The NSF should have a fraud investigation unit. Imagine how much fraud could be uncovered if the NIH or NSF funded a dozen Elizabeth Biks. Bounties on fraud detection could also be offered. [At some point AI systems should be able to detect fraud as well although from what Biks and others have said we are still quite a ways from that despite a lot of hype and work on it.] Once clear-cut evidence of fraud has been discovered, the labs, offices, and computers of all researchers involved should be ordered locked down immediately and the researchers in question should be bared from accessing them. Labs and offices should be sealed off with yellow tape so everyone knows what is going on. Future funding should be made contingent on the Universities’ full compliance with the fraud investigation. Next, a fraud investigator or team of investigators should be flown out. Being a fraud investigator should be a high status job and carry trappings of status such as badges, uniforms, cool looking suitcases, and first class flights. Researchers thought to be involved should be interrogated in recorded sessions. Then, all evidence found should be presented in special court. Punishments for researchers found guilty of fraud should be severe. For cases where a professor knowingly committed fraud, they should be banned from receiving funding and pressure should be exerted to get them fired. PhD students should be expelled. A national public register of fraudsters should be kept.
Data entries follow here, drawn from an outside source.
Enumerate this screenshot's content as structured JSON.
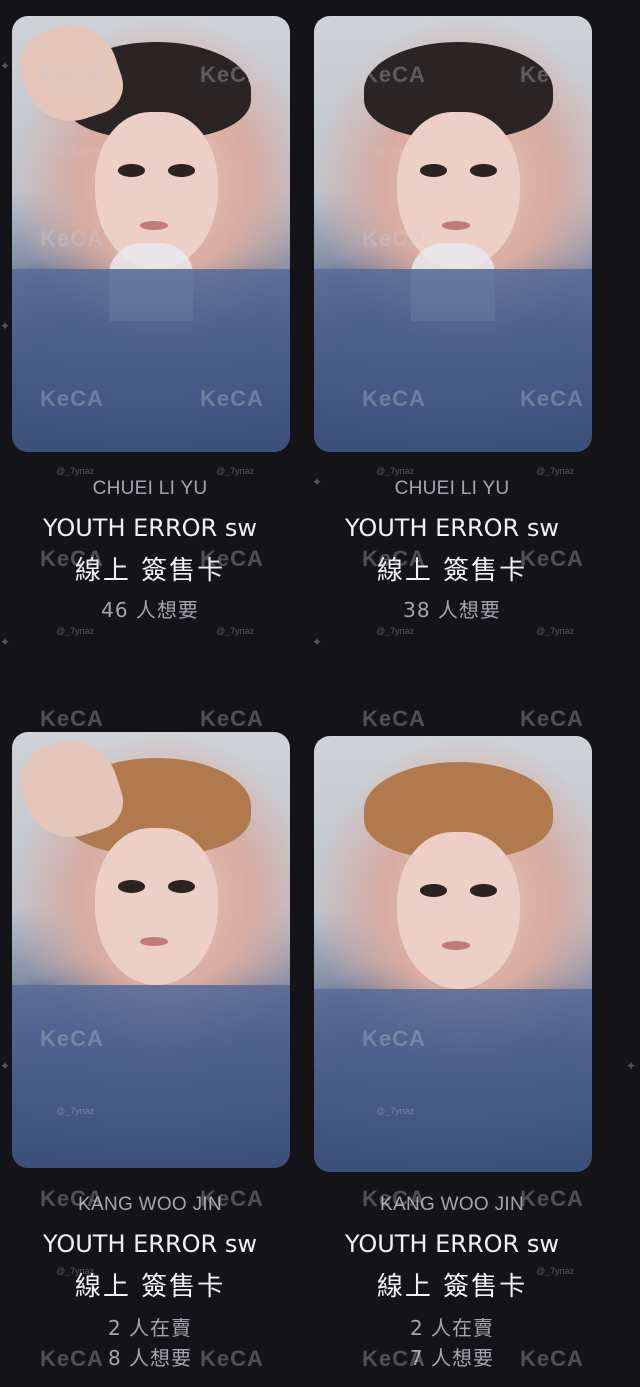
{
  "watermark": {
    "brand": "KeCA",
    "handle": "@_7ynaz"
  },
  "cards": [
    {
      "member": "CHUEI LI YU",
      "album": "YOUTH ERROR sw",
      "version": "線上 簽售卡",
      "stats": [
        "46 人想要"
      ]
    },
    {
      "member": "CHUEI LI YU",
      "album": "YOUTH ERROR sw",
      "version": "線上 簽售卡",
      "stats": [
        "38 人想要"
      ]
    },
    {
      "member": "KANG WOO JIN",
      "album": "YOUTH ERROR sw",
      "version": "線上 簽售卡",
      "stats": [
        "2 人在賣",
        "8 人想要"
      ]
    },
    {
      "member": "KANG WOO JIN",
      "album": "YOUTH ERROR sw",
      "version": "線上 簽售卡",
      "stats": [
        "2 人在賣",
        "7 人想要"
      ]
    }
  ],
  "colors": {
    "background": "#141418",
    "primary_text": "#f2f2f5",
    "secondary_text": "#a3a5b0"
  }
}
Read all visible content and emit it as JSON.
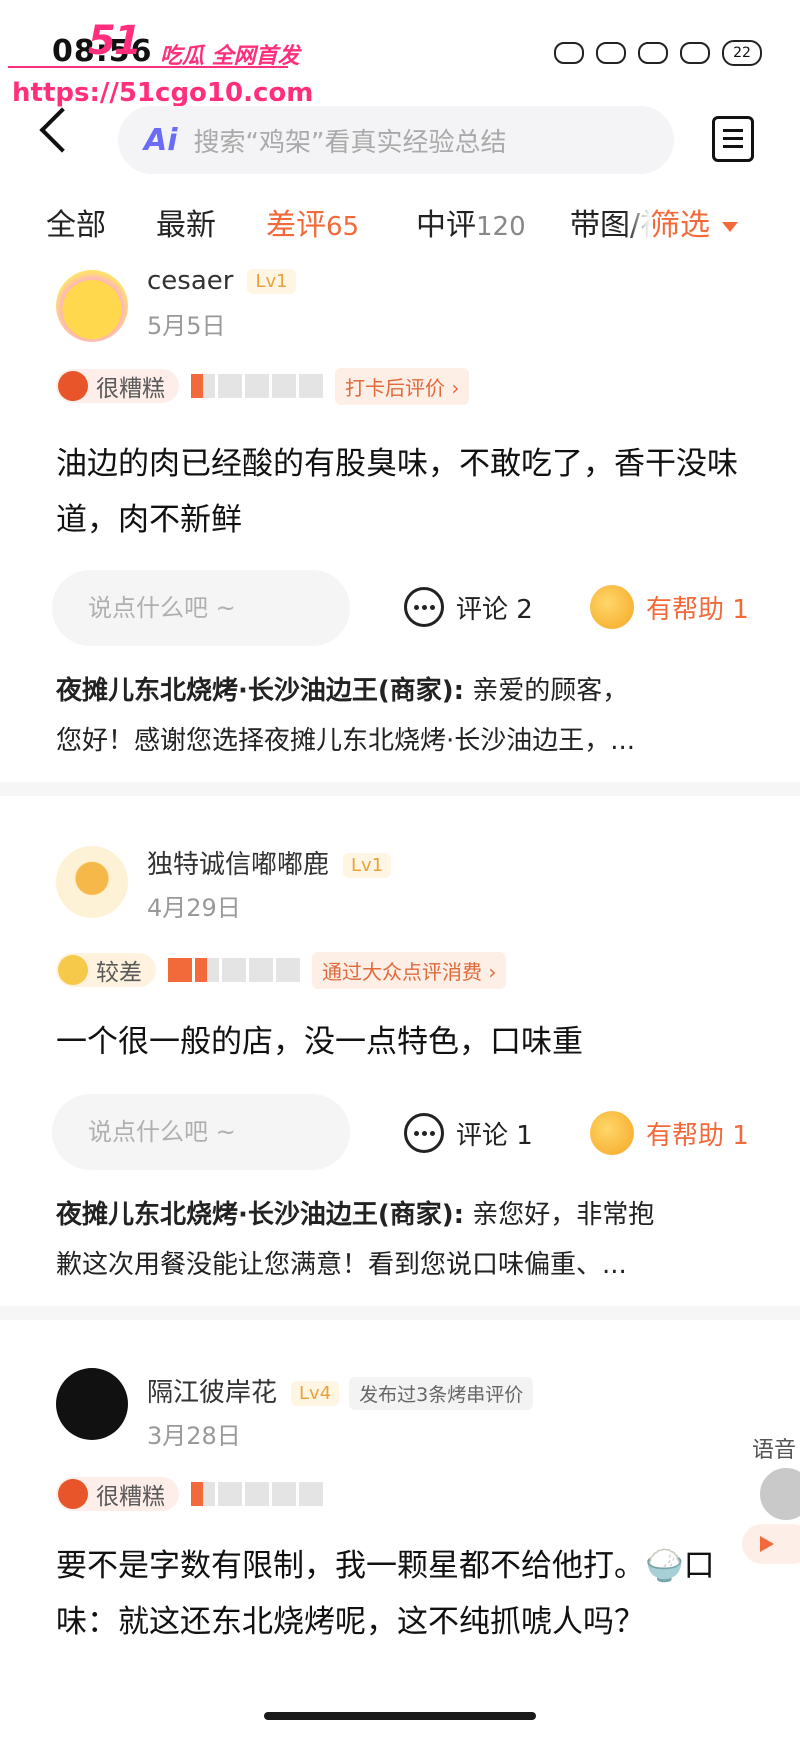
{
  "status_bar": {
    "time": "08:56",
    "battery": "22"
  },
  "watermark": {
    "logo": "51",
    "tagline": "吃瓜 全网首发",
    "url": "https://51cgo10.com"
  },
  "header": {
    "search_placeholder": "搜索“鸡架”看真实经验总结",
    "ai_label": "Ai"
  },
  "tabs": [
    {
      "label": "全部",
      "count": ""
    },
    {
      "label": "最新",
      "count": ""
    },
    {
      "label": "差评",
      "count": "65"
    },
    {
      "label": "中评",
      "count": "120"
    },
    {
      "label": "带图/视",
      "count": ""
    }
  ],
  "filter_label": "筛选",
  "reviews": [
    {
      "user": "cesaer",
      "level": "Lv1",
      "badge": "",
      "date": "5月5日",
      "mood": "很糟糕",
      "rating": 1,
      "source": "打卡后评价 ›",
      "text": "油边的肉已经酸的有股臭味，不敢吃了，香干没味道，肉不新鲜",
      "comment_placeholder": "说点什么吧 ~",
      "comment_label": "评论 2",
      "helpful_label": "有帮助 1",
      "reply_merchant": "夜摊儿东北烧烤·长沙油边王(商家):",
      "reply_line1": " 亲爱的顾客，",
      "reply_line2": "您好！感谢您选择夜摊儿东北烧烤·长沙油边王，..."
    },
    {
      "user": "独特诚信嘟嘟鹿",
      "level": "Lv1",
      "badge": "",
      "date": "4月29日",
      "mood": "较差",
      "rating": 2,
      "source": "通过大众点评消费 ›",
      "text": "一个很一般的店，没一点特色，口味重",
      "comment_placeholder": "说点什么吧 ~",
      "comment_label": "评论 1",
      "helpful_label": "有帮助 1",
      "reply_merchant": "夜摊儿东北烧烤·长沙油边王(商家):",
      "reply_line1": " 亲您好，非常抱",
      "reply_line2": "歉这次用餐没能让您满意！看到您说口味偏重、..."
    },
    {
      "user": "隔江彼岸花",
      "level": "Lv4",
      "badge": "发布过3条烤串评价",
      "date": "3月28日",
      "mood": "很糟糕",
      "rating": 1,
      "source": "",
      "text": "要不是字数有限制，我一颗星都不给他打。🍚口味：就这还东北烧烤呢，这不纯抓唬人吗？"
    }
  ],
  "side_widget": {
    "label": "语音"
  },
  "colors": {
    "accent": "#f26a3a",
    "watermark": "#ff2f7d",
    "ai": "#6b6cf6"
  }
}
Thank you to Bonnie Kavoussi (@bkavoussi) for proofreading an earlier draft of this post. Please check out her Substack here.
Like the idea of shorter papers - I can definitely agree with your observation that a big part of most papers could be scrapped without a big problem.
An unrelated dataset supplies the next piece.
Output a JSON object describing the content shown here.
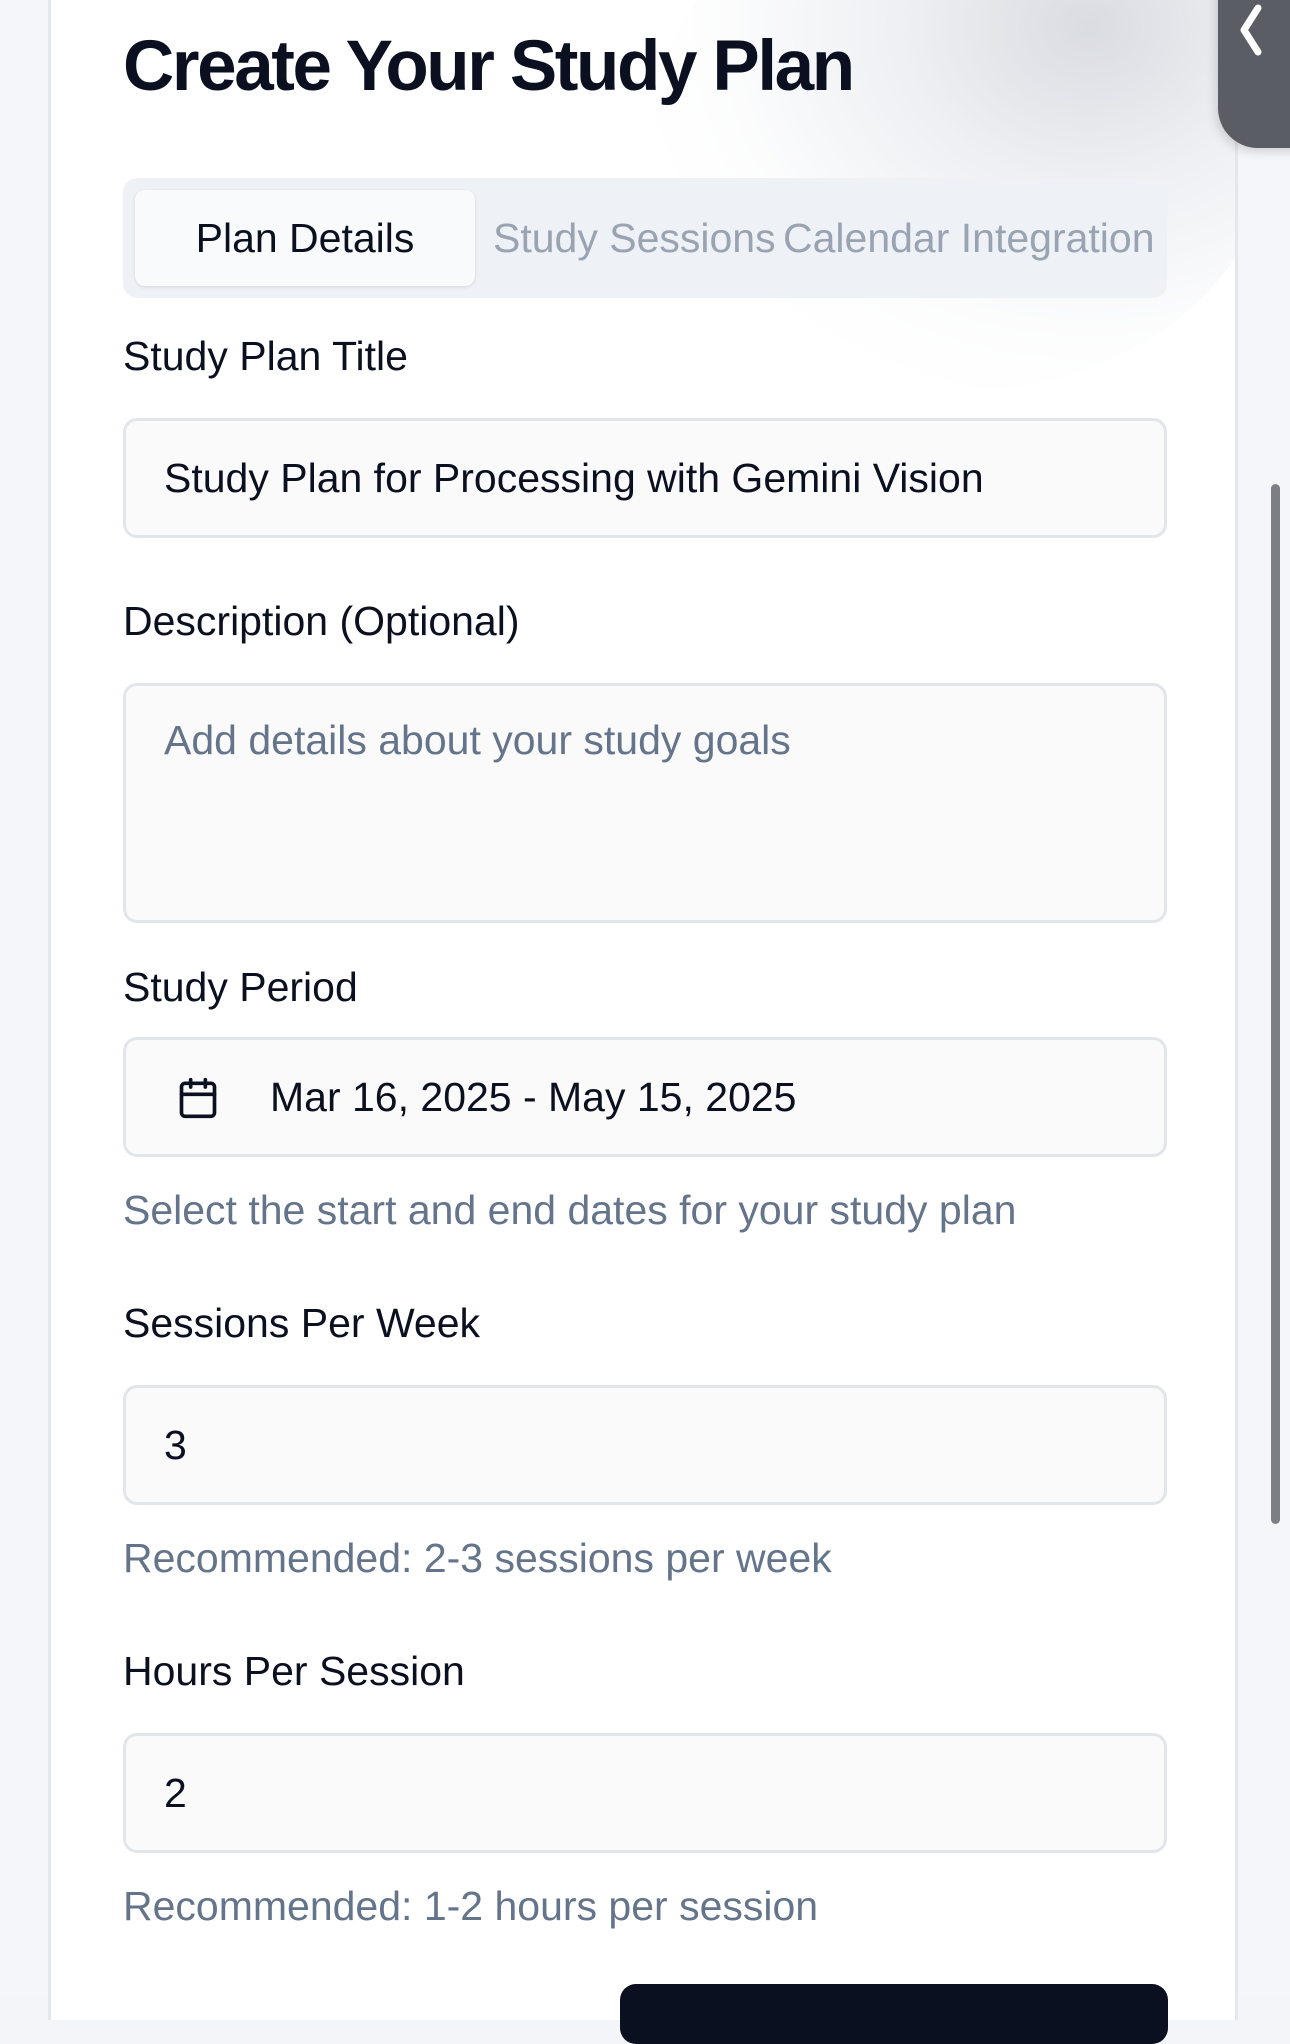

Regarding your last point: I agree that we need to get better at fraud detection, however I am not sure if harsh, public punishment is the way to go about it. As you mentioned there is a lot of external pressure on (young) scientists to engage in "subtle fraud" and also, I believe that a lot of research mistakes do happen not with bad intentions but due to (sloppy) mistakes. In consequence, I was wondering whether it could be maybe more effective to push for a 'failure culture' in science and change the incentive system? This would entail e.g.:
- making it acceptable for someone to correct their own mistakes - if a scientist finds a mistake in his/her own study and corrects it, they should be congratulated and not shamed
- incentivize people to replicate/check each others work - checking other people's work currently isn't rewarded at all in the academic incentive system
- incentivize metastudies and aggregation of multiple studies (which would bolster the current evidence and make it harder for individual fraudsters to go unrecognized)
What do you think about that - curious to hear your opinion!
It's unfortunately tough to be a young academic these days -- lot of time spent trying to get positions, get grants and turn out papers.
I saw an interview of Peter Higgs a few years ago.... one sec..... ahh here it is:
"Peter Higgs, the British physicist who gave his name to the Higgs boson, believes no university would employ him in today's academic system because he would not be considered "productive" enough.
The emeritus professor at Edinburgh University, who says he has never sent an email, browsed the internet or even made a mobile phone call, published fewer than 10 papers after his groundbreaking work, which identified the mechanism by which subatomic material acquires mass, was published in 1964.
Speaking to the Guardian en route to Stockholm to receive the 2013 Nobel prize for science, Higgs, 84, said he would almost certainly have been sacked had he not been nominated for the Nobel in 1980. Edinburgh University's authorities then took the view, he later learned, that he "might get a Nobel prize – and if he doesn't we can always get rid of him"....."